By the mid-’70s, that was no longer the case.

“The profit margins tightened up, and the quality of the car was terrible,” said Tuthill.

Chrysler, like its other national competitors, began putting increasing pressure on its dealers to take more cars, and turn them over more quickly.

“You had more pressure to sell because you had more money sitting in the lot that you’re paying interest on,” said Jim Flanagan, who said he and Clifford would often commiserate about the interference of the factory.

“He would grumble about it,” Flanagan said. “They want you to do this. They want you to do that.”

The new requirements led to more paperwork, more cars on the lots, more levels of bureaucracy, and less room for Clifford to operate. In the end, the man who’d pushed for progress his entire life was overtaken by the progress of the industry.

“Corporations, they’re used to going big, push push push,” Flanagan said. “You kind of lose your, if you subscribe to it, you lose your identity at some point. That takes the folksiness out of it, I guess.”

Clifford chafed under the requirements. He put on weight. He worried about tying his fortunes to a company that was, at times, under a clear financial strain.

Once, he refused to take a shipment of cars that the company was trying to dump on him just before releasing the next year’s more desirable models. Finally, Clifford and Chrysler clashed over a financial dispute that, according to Tuthill, had to do with whether Clifford could use credit owed to him by the company to pay for new cars coming to the lot.

Clifford gathered his workforce around him — all farmers, friends, and people he had grown up with.

“He told everyone, ‘You have a paycheck until you get another job. But I’m closing the franchise,” said Tuthill.

After Clifford sold the garage in 1980, the new ownership butted heads with Clifford’s old workforce. Longley felt the company had lost its respect for the experienced staff.

“I drove my rig down and loaded up my toolbox,” he said. “Almost all of them left. I don’t think there was hardly anyone that stayed.”

Stender left too, after 23 years with the garage.

“If Erwin was still there, I’d probably still be there, too,” he said.

Without Clifford at the helm, the garage soon went out of business.

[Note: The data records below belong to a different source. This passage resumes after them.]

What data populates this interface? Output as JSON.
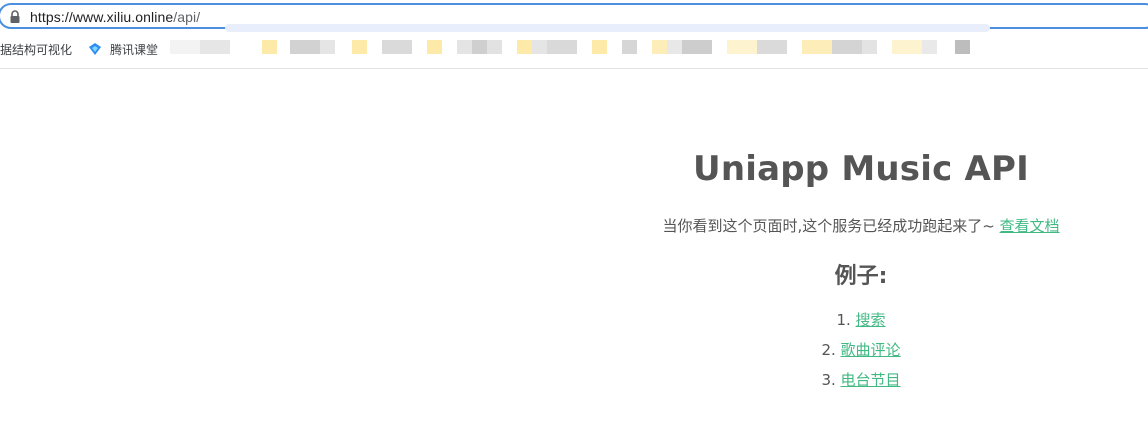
{
  "browser": {
    "url_host": "https://www.xiliu.online",
    "url_path": "/api/",
    "bookmarks": [
      {
        "label": "据结构可视化"
      },
      {
        "label": "腾讯课堂",
        "icon": "tencent-classroom-icon"
      }
    ]
  },
  "page": {
    "title": "Uniapp Music API",
    "status_text": "当你看到这个页面时,这个服务已经成功跑起来了~ ",
    "doc_link": "查看文档",
    "examples_heading": "例子:",
    "examples": [
      {
        "num": "1. ",
        "label": "搜索"
      },
      {
        "num": "2. ",
        "label": "歌曲评论"
      },
      {
        "num": "3. ",
        "label": "电台节目"
      }
    ]
  },
  "colors": {
    "link": "#42b983",
    "text": "#555555",
    "address_focus": "#4a8fe0"
  }
}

Though he lacked the garage, Clifford had connections, and he had the knack for buying and selling used vehicles, so he kept on into his late 80s.

Ryan Scelza, who became close to Clifford in his later years, said the car business was never just a job.

“It’s who he was,” Scelza said. “Even in his nineties, he could remember who he sold what car and for how much.”

Scelza said Clifford’s impact was huge, going well beyond his hundreds of employees, and thousands of customers.

“Pomfret and West Hartford were much different places 30 to 50 years ago,” he said. “And Erwin was in the very middle of it all.”

Scelza said that, just months before his death in September at the age of 94, Clifford could still be seen mowing his lawn, and those who stopped to talk with him were sure to hear about his time at the garage.

“He certainly kept many fond memories about that time in his life, but more importantly,” Scelza said, “the people he had surrounded himself with. He truly cared.”

Matt Hongoltz-Hetling can be reached at mhonghet@vnews.com or 603-727-3211.